Component data from apps and pages
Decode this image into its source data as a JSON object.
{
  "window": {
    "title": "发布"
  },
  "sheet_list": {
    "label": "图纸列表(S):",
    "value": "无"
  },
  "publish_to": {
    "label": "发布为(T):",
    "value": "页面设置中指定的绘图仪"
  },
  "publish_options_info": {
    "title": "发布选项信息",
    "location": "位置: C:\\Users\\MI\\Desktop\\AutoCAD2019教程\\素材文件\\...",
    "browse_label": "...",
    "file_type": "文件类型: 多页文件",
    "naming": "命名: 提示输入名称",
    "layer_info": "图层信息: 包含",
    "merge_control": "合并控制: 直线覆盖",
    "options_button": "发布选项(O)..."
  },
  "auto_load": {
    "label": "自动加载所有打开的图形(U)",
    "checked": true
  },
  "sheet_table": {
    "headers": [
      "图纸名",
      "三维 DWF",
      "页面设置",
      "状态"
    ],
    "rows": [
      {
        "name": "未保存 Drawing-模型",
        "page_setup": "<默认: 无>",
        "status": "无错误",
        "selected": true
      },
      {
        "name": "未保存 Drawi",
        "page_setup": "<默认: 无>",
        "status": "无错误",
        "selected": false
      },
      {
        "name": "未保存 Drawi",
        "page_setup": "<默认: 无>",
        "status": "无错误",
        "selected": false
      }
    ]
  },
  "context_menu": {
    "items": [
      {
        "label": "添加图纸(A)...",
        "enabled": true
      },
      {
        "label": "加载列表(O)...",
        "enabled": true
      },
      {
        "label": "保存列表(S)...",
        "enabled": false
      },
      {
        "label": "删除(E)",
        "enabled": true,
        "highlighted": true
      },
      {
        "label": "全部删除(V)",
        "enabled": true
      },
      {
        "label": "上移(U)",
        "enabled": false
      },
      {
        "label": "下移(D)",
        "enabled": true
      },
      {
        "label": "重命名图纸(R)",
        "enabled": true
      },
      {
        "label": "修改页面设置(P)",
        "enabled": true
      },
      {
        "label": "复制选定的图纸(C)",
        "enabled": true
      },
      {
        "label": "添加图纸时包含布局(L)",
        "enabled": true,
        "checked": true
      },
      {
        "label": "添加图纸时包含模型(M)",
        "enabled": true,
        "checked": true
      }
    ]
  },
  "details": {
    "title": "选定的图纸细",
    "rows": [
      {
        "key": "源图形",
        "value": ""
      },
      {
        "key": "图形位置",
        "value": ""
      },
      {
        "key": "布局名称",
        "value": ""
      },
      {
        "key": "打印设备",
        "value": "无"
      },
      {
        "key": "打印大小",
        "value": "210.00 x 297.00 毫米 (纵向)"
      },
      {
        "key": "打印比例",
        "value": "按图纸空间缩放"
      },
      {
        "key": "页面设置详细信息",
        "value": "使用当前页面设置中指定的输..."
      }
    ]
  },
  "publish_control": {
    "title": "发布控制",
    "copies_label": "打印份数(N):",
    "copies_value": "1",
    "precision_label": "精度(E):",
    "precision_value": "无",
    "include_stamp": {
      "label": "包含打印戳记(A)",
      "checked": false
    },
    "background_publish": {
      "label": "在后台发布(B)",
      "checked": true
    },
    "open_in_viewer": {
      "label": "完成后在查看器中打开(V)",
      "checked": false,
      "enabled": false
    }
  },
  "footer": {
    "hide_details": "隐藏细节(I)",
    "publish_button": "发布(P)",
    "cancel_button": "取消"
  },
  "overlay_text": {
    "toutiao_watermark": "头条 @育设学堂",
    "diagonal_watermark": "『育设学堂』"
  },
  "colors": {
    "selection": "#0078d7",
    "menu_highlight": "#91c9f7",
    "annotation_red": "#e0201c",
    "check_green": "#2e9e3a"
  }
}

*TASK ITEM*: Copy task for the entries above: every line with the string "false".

*OUTPUT FOR THIS TASK*:
        "selected": false
        "selected": false
        "enabled": false
        "enabled": false
      "checked": false
      "checked": false,
      "enabled": false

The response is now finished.